Monti, in office less than a month, proposed the 30 billion euro package of austerity and growth measures as he tries to convince investors he can bring down borrowing costs and tame a debt that is bigger than Spain, Greece, Portugal and Ireland combined. The premier, who was appointed after Silvio Berlusconi resigned, has no base in the legislature and needs to gain support from parties across the political spectrum.

The original plan would have stripped pensions of twice the minimum payout of cost of living adjustments for the next two years. The new threshold is about three times the minimum. The package also reinstates the main property tax that was abolished by Berlusconi.

Today’s amendment will also add a tax surcharge on pensions of more than 200,000 euros a year and will impose a levy on property owned by Italians outside of Italy.

The Chamber of Deputies is due to vote on the budget package this week, with debate in the Senate due to begin on Dec. 21 with a vote in the upper house by Dec. 23.

To contact the reporters on this story: Lorenzo Totaro in Rome at ltotaro@bloomberg.net;

To contact the editors responsible for this story: Tim Quinson at tquinson@bloomberg.net. Craig Stirling at cstirling1@bloomberg.net;

Press spacebar to pause and continue. Press esc to stop.

Bloomberg reserves the right to remove comments but is under no obligation to do so, or to explain individual moderation decisions.

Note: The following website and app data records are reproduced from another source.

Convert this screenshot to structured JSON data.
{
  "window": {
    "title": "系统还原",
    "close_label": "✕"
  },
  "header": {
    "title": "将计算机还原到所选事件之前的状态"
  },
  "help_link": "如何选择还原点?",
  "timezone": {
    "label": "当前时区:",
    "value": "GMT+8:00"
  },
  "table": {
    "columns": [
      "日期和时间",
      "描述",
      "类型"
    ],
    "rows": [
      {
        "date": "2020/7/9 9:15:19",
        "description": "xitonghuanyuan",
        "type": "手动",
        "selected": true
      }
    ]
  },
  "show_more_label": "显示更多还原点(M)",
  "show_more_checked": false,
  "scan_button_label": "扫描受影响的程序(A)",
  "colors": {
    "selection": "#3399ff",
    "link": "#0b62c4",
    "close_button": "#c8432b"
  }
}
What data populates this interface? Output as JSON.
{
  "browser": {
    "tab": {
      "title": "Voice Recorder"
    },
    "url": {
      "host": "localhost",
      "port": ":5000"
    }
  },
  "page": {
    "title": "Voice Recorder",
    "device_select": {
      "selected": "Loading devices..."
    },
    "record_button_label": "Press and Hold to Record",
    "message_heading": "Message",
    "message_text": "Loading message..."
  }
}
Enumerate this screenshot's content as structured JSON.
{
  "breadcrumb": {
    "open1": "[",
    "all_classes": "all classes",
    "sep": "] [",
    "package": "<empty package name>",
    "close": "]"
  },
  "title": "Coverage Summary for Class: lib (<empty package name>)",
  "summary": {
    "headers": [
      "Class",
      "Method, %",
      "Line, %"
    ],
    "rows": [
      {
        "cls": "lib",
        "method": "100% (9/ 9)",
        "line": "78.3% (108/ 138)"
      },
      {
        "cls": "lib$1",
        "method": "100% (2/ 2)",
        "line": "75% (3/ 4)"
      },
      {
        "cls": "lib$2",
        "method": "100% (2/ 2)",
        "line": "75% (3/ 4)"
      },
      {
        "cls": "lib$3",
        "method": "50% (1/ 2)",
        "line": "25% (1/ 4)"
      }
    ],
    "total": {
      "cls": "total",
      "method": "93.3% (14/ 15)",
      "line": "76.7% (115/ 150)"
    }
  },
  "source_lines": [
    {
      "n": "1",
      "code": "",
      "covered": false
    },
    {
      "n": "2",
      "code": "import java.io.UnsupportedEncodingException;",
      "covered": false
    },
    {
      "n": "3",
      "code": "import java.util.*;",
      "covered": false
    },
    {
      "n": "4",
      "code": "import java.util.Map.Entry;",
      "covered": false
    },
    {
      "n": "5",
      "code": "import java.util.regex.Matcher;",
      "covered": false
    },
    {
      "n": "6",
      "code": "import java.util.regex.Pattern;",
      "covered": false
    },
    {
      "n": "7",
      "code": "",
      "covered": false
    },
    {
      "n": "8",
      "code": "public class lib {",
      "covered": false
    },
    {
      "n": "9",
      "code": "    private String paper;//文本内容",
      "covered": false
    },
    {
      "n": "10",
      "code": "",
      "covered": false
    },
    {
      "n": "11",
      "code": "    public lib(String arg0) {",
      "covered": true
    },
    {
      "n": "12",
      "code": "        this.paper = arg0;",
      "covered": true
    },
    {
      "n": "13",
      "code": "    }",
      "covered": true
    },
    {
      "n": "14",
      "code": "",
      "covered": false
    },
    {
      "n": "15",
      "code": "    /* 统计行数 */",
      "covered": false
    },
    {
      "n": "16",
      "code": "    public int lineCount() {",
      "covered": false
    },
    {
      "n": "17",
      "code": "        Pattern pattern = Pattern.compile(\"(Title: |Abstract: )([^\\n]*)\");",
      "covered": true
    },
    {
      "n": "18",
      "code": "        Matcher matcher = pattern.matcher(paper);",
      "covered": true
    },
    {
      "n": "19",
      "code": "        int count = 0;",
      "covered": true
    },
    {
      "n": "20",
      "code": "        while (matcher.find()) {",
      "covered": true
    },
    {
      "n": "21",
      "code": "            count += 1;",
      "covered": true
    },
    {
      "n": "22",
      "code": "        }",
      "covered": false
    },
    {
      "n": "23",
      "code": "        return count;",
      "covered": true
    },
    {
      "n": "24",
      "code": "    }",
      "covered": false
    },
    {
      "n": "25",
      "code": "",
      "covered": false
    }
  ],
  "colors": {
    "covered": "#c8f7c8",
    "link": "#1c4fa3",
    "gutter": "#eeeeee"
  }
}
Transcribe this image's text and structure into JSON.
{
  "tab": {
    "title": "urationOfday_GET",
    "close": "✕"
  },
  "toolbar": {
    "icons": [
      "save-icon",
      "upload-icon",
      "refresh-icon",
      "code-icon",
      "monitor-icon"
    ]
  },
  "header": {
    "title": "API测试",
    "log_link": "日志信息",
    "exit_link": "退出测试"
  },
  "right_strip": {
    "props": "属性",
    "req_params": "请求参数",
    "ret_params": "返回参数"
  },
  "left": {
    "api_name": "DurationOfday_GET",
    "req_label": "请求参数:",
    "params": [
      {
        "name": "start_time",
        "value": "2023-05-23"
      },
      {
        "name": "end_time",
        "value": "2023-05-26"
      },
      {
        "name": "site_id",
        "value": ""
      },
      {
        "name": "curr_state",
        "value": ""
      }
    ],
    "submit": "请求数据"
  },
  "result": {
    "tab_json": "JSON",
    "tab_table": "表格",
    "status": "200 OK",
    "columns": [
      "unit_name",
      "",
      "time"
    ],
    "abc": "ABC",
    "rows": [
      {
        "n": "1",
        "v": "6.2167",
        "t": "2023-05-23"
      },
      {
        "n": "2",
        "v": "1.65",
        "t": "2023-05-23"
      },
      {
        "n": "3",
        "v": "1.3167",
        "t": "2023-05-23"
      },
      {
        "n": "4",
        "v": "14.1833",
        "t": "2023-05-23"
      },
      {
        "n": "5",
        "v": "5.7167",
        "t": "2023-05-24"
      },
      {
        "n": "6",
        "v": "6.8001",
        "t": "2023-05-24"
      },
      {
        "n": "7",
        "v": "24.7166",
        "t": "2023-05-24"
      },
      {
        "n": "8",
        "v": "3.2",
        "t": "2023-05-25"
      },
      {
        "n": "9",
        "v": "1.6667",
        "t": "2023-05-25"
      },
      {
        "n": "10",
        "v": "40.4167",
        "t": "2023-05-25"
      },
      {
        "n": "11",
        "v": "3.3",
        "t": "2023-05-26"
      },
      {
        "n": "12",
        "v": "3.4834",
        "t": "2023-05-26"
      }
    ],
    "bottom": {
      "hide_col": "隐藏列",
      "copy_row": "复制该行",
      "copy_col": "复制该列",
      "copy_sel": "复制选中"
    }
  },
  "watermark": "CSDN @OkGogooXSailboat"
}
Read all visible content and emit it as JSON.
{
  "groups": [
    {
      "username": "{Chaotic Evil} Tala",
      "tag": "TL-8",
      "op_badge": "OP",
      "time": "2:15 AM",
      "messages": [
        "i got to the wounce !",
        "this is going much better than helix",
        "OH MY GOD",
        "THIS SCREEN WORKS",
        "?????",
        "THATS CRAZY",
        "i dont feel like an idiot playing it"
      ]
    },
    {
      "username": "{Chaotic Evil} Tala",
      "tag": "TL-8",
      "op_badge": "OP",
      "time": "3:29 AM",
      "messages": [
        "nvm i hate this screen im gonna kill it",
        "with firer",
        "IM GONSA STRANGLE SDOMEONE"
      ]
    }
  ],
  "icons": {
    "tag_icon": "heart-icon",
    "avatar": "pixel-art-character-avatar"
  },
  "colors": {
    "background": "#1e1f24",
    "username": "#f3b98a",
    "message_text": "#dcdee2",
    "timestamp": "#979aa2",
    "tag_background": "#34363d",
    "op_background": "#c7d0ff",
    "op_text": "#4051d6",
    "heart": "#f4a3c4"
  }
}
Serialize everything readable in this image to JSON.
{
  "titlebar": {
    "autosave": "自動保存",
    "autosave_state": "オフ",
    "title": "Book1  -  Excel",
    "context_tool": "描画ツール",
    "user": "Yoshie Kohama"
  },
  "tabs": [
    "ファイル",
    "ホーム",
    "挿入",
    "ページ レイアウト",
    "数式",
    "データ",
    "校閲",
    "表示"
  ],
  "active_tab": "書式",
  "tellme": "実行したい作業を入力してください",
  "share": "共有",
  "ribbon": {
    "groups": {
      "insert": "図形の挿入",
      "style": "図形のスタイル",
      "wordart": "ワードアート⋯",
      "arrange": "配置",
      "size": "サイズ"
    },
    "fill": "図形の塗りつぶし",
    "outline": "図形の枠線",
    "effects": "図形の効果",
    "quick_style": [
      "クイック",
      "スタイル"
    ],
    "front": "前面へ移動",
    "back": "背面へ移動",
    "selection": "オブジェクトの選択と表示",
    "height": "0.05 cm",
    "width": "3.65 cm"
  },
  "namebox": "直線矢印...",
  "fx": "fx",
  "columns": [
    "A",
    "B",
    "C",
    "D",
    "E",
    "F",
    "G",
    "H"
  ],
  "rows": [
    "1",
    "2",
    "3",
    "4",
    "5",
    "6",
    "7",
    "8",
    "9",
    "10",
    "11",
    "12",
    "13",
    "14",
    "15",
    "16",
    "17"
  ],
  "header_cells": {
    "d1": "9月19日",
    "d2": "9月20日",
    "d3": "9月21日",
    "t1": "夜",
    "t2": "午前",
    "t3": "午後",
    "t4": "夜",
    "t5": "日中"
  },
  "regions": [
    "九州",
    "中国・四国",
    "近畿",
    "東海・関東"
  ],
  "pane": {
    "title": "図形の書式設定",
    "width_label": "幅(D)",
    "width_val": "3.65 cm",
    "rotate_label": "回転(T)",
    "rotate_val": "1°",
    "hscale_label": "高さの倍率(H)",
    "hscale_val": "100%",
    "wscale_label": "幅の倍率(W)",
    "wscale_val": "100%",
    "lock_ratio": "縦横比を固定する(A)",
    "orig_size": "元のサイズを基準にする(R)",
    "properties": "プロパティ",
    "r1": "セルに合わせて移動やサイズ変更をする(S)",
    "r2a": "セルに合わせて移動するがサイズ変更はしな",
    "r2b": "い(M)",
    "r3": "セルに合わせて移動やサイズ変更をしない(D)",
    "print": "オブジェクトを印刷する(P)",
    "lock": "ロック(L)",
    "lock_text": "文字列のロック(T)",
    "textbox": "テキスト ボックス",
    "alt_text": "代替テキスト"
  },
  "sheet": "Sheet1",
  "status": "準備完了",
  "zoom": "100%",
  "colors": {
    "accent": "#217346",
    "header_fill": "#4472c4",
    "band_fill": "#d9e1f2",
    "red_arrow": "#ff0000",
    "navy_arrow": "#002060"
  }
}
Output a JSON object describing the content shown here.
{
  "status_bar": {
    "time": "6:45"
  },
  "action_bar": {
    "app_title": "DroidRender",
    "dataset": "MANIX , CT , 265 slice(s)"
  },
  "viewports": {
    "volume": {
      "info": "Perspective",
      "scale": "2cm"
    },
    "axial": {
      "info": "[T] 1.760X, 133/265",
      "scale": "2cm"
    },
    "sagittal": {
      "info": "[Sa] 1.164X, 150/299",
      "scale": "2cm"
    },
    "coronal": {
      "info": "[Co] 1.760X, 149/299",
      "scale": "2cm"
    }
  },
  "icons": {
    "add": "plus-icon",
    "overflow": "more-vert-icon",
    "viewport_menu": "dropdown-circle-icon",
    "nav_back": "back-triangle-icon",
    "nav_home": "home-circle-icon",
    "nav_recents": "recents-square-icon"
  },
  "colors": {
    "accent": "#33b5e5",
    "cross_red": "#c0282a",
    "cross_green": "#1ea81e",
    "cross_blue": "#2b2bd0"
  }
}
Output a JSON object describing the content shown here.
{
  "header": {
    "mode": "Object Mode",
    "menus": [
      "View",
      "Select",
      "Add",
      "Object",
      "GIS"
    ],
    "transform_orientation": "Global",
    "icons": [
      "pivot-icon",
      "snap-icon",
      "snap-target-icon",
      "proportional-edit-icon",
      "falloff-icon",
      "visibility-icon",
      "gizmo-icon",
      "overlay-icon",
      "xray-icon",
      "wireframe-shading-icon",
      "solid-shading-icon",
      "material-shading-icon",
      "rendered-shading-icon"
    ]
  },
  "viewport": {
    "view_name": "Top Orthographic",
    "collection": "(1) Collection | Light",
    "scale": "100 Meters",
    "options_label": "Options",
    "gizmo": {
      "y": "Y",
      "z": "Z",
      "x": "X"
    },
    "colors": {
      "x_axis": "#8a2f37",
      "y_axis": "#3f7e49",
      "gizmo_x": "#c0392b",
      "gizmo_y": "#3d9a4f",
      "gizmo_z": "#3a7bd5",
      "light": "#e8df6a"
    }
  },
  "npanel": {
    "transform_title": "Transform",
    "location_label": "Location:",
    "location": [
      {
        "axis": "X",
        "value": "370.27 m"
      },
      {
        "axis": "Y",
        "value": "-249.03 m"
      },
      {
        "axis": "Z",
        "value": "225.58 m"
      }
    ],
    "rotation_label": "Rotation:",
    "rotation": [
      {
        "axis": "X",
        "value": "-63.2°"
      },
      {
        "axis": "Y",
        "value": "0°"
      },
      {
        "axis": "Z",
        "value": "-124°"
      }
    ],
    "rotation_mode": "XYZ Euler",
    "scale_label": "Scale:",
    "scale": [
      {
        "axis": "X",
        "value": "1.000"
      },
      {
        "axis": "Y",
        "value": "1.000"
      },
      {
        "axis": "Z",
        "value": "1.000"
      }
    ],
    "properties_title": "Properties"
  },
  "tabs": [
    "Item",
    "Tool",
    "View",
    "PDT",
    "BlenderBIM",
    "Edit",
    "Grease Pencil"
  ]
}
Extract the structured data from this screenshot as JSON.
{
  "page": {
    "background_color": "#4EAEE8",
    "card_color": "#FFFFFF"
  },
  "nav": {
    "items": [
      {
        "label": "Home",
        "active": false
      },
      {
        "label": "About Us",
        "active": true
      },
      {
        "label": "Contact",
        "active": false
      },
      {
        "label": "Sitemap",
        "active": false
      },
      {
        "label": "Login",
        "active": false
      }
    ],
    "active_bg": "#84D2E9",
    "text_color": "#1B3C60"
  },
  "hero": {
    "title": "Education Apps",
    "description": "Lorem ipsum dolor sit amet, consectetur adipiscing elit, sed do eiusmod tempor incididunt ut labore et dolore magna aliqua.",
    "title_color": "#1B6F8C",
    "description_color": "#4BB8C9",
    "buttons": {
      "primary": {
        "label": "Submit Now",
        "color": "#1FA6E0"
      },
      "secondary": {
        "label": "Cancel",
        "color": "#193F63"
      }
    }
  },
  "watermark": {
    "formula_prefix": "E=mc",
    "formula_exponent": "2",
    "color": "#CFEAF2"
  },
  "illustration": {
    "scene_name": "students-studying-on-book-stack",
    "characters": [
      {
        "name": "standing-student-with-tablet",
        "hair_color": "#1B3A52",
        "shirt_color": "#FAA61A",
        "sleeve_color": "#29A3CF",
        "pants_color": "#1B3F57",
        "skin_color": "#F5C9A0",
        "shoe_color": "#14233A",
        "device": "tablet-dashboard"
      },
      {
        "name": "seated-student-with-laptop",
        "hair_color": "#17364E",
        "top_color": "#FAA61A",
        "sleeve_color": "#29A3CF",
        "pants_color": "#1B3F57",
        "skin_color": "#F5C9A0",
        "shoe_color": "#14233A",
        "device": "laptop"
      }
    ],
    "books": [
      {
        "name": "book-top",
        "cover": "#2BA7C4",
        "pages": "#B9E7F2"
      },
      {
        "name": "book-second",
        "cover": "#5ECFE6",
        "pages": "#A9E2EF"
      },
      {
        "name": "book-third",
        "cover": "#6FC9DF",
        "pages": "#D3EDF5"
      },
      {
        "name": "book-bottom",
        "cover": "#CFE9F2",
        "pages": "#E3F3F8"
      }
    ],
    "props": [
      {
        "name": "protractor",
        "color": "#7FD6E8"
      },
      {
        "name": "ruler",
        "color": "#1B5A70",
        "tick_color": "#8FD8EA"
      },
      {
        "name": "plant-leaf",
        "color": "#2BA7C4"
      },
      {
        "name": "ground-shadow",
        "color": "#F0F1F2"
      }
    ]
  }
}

Please enable JavaScript to view the comments powered by Disqus.